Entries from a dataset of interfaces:
━━━━

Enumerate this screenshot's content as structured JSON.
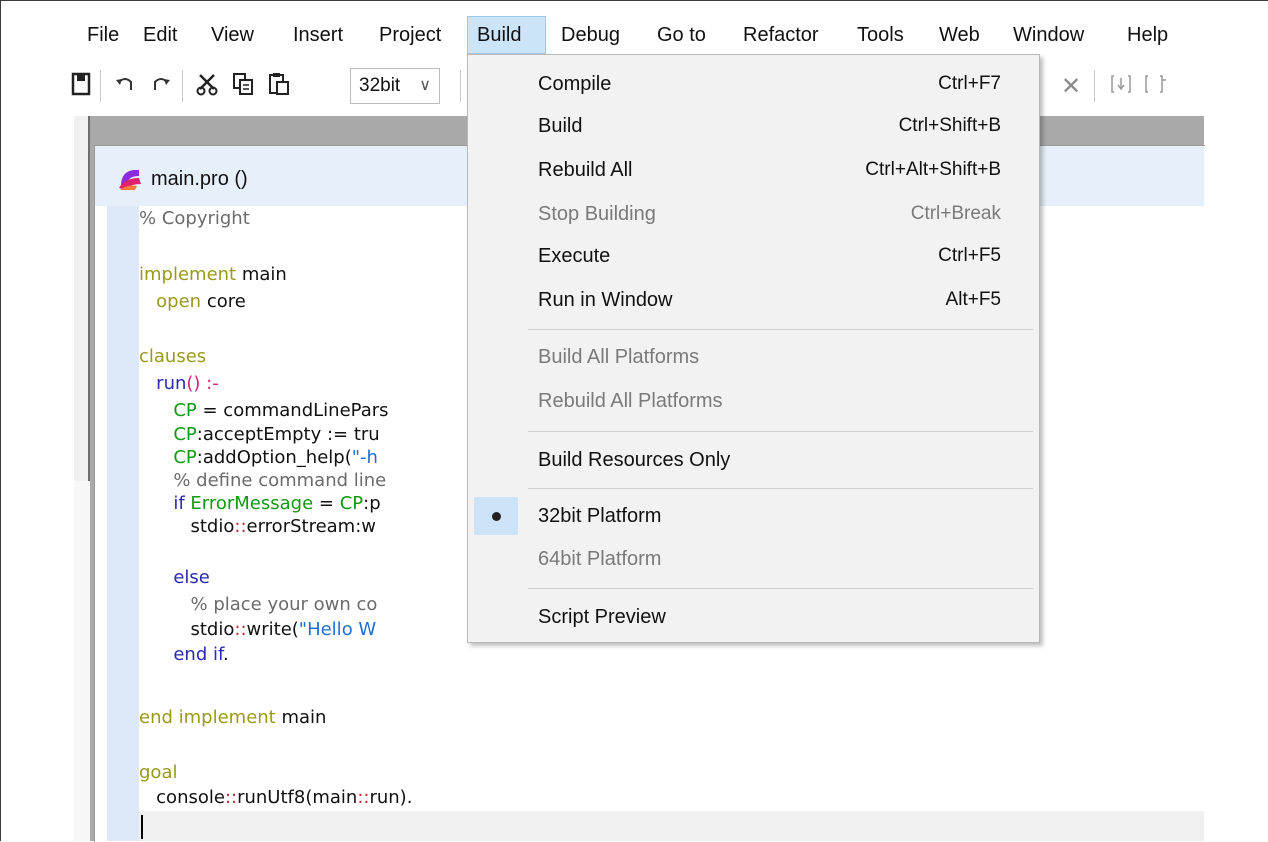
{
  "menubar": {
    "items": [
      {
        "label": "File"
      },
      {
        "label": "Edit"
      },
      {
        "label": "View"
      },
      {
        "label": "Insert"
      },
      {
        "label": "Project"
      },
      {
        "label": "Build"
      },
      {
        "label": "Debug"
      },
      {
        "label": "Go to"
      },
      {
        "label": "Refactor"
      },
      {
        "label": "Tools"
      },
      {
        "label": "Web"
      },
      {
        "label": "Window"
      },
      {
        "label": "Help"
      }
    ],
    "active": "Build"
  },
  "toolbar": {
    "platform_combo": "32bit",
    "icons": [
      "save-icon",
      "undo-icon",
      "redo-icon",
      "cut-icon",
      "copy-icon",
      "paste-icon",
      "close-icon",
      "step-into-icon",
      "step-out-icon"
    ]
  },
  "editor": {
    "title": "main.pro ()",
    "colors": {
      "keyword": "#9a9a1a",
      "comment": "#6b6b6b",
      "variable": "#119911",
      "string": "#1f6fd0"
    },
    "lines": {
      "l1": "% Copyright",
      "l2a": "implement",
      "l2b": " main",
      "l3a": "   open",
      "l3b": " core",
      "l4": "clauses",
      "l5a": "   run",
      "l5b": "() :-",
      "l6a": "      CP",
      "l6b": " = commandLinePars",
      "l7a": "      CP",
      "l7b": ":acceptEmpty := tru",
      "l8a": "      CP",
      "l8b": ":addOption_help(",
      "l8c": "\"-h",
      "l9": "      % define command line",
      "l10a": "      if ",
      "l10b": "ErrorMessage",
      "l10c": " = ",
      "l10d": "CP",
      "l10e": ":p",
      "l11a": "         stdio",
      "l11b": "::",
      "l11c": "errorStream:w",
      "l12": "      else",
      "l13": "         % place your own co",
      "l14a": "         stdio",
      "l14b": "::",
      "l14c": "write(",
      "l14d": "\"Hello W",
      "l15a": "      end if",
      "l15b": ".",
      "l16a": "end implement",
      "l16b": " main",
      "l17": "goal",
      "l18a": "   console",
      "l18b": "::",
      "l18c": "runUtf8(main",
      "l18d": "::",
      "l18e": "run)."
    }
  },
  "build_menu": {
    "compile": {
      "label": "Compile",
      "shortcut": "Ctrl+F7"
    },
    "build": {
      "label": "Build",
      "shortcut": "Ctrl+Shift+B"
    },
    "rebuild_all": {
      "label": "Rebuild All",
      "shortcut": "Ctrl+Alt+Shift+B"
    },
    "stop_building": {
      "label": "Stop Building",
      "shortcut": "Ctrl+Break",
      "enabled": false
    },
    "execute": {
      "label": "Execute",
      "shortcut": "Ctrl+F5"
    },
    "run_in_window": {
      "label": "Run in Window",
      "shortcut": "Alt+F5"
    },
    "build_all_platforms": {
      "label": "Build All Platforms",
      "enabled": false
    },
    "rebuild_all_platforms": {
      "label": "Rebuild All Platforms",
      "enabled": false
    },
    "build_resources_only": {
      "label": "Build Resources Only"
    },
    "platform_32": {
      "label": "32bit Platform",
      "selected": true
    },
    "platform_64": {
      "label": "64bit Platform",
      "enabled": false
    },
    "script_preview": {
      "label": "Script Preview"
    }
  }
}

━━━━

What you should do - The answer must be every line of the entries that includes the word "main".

Your solution -
    "title": "main.pro ()",
      "l2b": " main",
      "l16b": " main",
      "l18c": "runUtf8(main",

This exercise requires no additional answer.